>>

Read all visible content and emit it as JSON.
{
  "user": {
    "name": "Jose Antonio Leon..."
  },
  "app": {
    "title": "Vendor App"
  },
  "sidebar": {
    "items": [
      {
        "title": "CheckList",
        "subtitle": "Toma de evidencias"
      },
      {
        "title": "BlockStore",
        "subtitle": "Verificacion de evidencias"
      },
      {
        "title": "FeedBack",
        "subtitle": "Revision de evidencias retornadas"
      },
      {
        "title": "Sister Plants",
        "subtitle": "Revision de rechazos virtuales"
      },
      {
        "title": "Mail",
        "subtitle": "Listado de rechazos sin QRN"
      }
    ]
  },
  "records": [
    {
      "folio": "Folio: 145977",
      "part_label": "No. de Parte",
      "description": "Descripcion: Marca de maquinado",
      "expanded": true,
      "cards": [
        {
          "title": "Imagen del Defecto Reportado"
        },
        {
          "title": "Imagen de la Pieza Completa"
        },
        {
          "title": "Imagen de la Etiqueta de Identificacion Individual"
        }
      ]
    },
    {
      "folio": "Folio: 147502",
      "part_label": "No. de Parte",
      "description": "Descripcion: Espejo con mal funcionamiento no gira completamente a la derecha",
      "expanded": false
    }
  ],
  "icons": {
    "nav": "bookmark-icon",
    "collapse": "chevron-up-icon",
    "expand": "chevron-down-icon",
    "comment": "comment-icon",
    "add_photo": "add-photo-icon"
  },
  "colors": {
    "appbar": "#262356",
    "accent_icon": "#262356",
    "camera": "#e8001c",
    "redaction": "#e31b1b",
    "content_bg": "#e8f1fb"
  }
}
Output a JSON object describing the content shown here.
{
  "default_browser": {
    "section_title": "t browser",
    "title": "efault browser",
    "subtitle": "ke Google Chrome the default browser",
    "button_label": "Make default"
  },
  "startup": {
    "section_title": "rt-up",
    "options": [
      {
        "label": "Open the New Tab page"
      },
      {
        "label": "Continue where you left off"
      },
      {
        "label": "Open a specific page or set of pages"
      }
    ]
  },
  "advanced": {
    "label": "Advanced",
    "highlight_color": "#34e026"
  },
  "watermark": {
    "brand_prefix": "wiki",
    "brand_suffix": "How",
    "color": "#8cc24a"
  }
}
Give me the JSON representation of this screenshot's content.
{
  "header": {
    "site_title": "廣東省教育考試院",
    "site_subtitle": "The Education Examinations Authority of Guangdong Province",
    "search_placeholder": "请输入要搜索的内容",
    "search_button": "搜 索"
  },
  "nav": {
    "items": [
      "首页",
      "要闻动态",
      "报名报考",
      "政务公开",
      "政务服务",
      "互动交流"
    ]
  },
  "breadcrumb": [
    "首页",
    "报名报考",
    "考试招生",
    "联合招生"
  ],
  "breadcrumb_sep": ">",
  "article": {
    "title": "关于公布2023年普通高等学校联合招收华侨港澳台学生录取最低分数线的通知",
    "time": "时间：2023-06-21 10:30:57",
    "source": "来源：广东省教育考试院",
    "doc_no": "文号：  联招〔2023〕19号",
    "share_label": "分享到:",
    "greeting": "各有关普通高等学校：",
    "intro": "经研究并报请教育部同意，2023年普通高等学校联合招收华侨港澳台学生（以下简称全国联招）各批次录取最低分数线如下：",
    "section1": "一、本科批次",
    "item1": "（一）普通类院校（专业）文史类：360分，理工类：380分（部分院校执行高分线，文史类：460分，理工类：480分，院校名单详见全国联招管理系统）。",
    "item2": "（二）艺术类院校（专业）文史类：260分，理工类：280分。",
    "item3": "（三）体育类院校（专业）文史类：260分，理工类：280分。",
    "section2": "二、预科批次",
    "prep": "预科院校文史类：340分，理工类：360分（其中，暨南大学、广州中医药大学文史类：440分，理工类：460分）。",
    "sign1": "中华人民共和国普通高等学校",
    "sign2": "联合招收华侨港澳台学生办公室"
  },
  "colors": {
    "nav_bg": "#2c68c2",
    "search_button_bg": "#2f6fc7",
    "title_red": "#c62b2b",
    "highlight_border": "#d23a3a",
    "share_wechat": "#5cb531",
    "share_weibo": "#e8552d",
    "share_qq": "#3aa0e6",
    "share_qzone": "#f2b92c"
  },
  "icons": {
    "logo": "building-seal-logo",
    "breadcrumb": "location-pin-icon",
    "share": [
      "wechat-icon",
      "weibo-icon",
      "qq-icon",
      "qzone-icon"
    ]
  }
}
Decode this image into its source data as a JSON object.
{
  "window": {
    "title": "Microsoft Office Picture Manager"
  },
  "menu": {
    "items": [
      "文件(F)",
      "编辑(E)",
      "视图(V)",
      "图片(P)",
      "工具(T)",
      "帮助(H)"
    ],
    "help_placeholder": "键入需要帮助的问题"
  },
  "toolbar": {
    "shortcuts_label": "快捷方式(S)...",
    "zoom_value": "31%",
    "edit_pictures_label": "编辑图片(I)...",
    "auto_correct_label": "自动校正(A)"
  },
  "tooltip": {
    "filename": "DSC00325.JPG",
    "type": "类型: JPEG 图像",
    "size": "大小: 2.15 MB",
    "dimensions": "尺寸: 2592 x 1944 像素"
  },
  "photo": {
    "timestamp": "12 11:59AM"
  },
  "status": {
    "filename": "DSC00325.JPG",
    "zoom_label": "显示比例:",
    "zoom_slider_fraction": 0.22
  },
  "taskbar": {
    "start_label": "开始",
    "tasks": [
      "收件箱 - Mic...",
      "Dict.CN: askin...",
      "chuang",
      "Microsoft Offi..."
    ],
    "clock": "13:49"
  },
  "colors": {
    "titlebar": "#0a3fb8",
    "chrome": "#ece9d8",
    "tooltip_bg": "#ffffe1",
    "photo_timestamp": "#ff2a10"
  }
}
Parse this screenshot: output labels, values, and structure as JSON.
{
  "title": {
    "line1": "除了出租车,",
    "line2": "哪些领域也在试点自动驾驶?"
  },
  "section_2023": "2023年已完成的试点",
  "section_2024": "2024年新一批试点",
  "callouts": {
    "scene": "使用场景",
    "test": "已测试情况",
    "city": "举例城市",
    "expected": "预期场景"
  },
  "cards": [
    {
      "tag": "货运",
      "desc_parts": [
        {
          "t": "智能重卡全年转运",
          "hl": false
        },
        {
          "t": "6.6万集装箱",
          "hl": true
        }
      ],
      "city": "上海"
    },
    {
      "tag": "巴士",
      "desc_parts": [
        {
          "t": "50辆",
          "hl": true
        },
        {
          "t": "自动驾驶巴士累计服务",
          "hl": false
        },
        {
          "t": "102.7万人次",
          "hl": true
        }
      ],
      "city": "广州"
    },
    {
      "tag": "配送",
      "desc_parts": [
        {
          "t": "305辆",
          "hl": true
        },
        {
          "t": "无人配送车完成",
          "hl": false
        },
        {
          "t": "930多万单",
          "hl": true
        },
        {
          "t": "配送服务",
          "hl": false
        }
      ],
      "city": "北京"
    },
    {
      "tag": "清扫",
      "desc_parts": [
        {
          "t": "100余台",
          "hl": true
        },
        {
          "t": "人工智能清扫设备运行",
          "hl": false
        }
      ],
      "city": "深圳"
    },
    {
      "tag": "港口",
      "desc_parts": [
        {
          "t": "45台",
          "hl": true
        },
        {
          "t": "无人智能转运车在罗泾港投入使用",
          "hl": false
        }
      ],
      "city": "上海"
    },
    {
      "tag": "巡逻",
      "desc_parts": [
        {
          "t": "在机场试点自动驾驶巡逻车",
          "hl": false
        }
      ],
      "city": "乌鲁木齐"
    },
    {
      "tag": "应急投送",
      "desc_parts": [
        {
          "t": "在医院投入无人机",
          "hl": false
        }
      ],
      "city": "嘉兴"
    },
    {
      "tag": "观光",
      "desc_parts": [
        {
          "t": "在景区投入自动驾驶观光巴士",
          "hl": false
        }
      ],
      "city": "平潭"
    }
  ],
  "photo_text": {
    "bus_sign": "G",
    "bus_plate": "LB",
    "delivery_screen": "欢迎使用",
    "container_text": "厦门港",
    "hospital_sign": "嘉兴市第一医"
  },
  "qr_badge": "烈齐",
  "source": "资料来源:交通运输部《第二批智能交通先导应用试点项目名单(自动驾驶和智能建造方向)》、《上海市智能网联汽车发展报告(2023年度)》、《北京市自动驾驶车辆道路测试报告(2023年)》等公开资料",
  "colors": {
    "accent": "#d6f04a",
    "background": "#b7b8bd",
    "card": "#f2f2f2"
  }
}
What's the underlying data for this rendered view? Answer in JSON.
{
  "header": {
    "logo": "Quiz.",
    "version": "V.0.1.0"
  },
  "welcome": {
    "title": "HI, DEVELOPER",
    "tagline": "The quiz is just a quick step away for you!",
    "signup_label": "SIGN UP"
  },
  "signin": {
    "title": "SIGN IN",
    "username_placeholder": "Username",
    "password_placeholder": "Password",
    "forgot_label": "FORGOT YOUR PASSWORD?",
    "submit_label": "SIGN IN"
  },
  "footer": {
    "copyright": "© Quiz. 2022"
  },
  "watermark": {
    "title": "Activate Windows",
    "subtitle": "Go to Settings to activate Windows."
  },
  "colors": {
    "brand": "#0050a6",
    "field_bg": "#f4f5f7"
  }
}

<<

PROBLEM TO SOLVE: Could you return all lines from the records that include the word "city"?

SOLUTION FOR THIS TASK:
    "city": "举例城市",
      "city": "上海"
      "city": "广州"
      "city": "北京"
      "city": "深圳"
      "city": "上海"
      "city": "乌鲁木齐"
      "city": "嘉兴"
      "city": "平潭"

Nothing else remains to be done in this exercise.